■ Task to carry out:
Each record below must be returned exactly, with no line left out.

_ _ _

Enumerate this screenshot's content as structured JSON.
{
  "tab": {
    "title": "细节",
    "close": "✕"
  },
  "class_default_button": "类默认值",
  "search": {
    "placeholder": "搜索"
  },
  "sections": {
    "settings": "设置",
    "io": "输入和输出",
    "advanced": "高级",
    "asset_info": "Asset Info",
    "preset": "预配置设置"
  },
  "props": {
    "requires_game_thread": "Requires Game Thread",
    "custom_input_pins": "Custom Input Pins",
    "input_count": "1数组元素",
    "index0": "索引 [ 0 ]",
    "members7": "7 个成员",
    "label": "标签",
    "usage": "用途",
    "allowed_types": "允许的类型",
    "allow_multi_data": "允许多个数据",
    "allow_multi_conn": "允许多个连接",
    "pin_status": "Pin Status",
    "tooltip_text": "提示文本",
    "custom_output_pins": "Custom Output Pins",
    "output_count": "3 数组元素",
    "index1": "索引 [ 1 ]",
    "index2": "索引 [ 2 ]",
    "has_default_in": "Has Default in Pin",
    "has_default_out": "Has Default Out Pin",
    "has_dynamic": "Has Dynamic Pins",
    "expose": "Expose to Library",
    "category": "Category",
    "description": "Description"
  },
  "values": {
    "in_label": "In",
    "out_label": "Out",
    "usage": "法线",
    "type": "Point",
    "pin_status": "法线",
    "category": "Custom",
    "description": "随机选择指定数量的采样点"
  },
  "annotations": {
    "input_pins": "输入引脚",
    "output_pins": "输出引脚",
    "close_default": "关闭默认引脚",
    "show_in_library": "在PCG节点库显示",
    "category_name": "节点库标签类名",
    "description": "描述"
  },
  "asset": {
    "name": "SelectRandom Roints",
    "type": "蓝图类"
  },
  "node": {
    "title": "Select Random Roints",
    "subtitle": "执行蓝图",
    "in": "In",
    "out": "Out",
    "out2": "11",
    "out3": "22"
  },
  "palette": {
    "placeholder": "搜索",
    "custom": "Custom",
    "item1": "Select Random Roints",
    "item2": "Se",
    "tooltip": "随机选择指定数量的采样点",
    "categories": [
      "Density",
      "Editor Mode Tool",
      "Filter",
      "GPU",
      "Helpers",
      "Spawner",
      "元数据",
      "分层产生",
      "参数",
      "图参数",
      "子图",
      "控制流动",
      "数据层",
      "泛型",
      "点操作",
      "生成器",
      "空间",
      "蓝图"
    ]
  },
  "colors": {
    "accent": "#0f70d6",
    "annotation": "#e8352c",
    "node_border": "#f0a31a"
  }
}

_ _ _

■ Answer section:
Enumerate this screenshot's content as structured JSON.
{
  "tab": {
    "title": "细节",
    "close": "✕"
  },
  "class_default_button": "类默认值",
  "search": {
    "placeholder": "搜索"
  },
  "sections": {
    "settings": "设置",
    "io": "输入和输出",
    "advanced": "高级",
    "asset_info": "Asset Info",
    "preset": "预配置设置"
  },
  "props": {
    "requires_game_thread": "Requires Game Thread",
    "custom_input_pins": "Custom Input Pins",
    "input_count": "1数组元素",
    "index0": "索引 [ 0 ]",
    "members7": "7 个成员",
    "label": "标签",
    "usage": "用途",
    "allowed_types": "允许的类型",
    "allow_multi_data": "允许多个数据",
    "allow_multi_conn": "允许多个连接",
    "pin_status": "Pin Status",
    "tooltip_text": "提示文本",
    "custom_output_pins": "Custom Output Pins",
    "output_count": "3 数组元素",
    "index1": "索引 [ 1 ]",
    "index2": "索引 [ 2 ]",
    "has_default_in": "Has Default in Pin",
    "has_default_out": "Has Default Out Pin",
    "has_dynamic": "Has Dynamic Pins",
    "expose": "Expose to Library",
    "category": "Category",
    "description": "Description"
  },
  "values": {
    "in_label": "In",
    "out_label": "Out",
    "usage": "法线",
    "type": "Point",
    "pin_status": "法线",
    "category": "Custom",
    "description": "随机选择指定数量的采样点"
  },
  "annotations": {
    "input_pins": "输入引脚",
    "output_pins": "输出引脚",
    "close_default": "关闭默认引脚",
    "show_in_library": "在PCG节点库显示",
    "category_name": "节点库标签类名",
    "description": "描述"
  },
  "asset": {
    "name": "SelectRandom Roints",
    "type": "蓝图类"
  },
  "node": {
    "title": "Select Random Roints",
    "subtitle": "执行蓝图",
    "in": "In",
    "out": "Out",
    "out2": "11",
    "out3": "22"
  },
  "palette": {
    "placeholder": "搜索",
    "custom": "Custom",
    "item1": "Select Random Roints",
    "item2": "Se",
    "tooltip": "随机选择指定数量的采样点",
    "categories": [
      "Density",
      "Editor Mode Tool",
      "Filter",
      "GPU",
      "Helpers",
      "Spawner",
      "元数据",
      "分层产生",
      "参数",
      "图参数",
      "子图",
      "控制流动",
      "数据层",
      "泛型",
      "点操作",
      "生成器",
      "空间",
      "蓝图"
    ]
  },
  "colors": {
    "accent": "#0f70d6",
    "annotation": "#e8352c",
    "node_border": "#f0a31a"
  }
}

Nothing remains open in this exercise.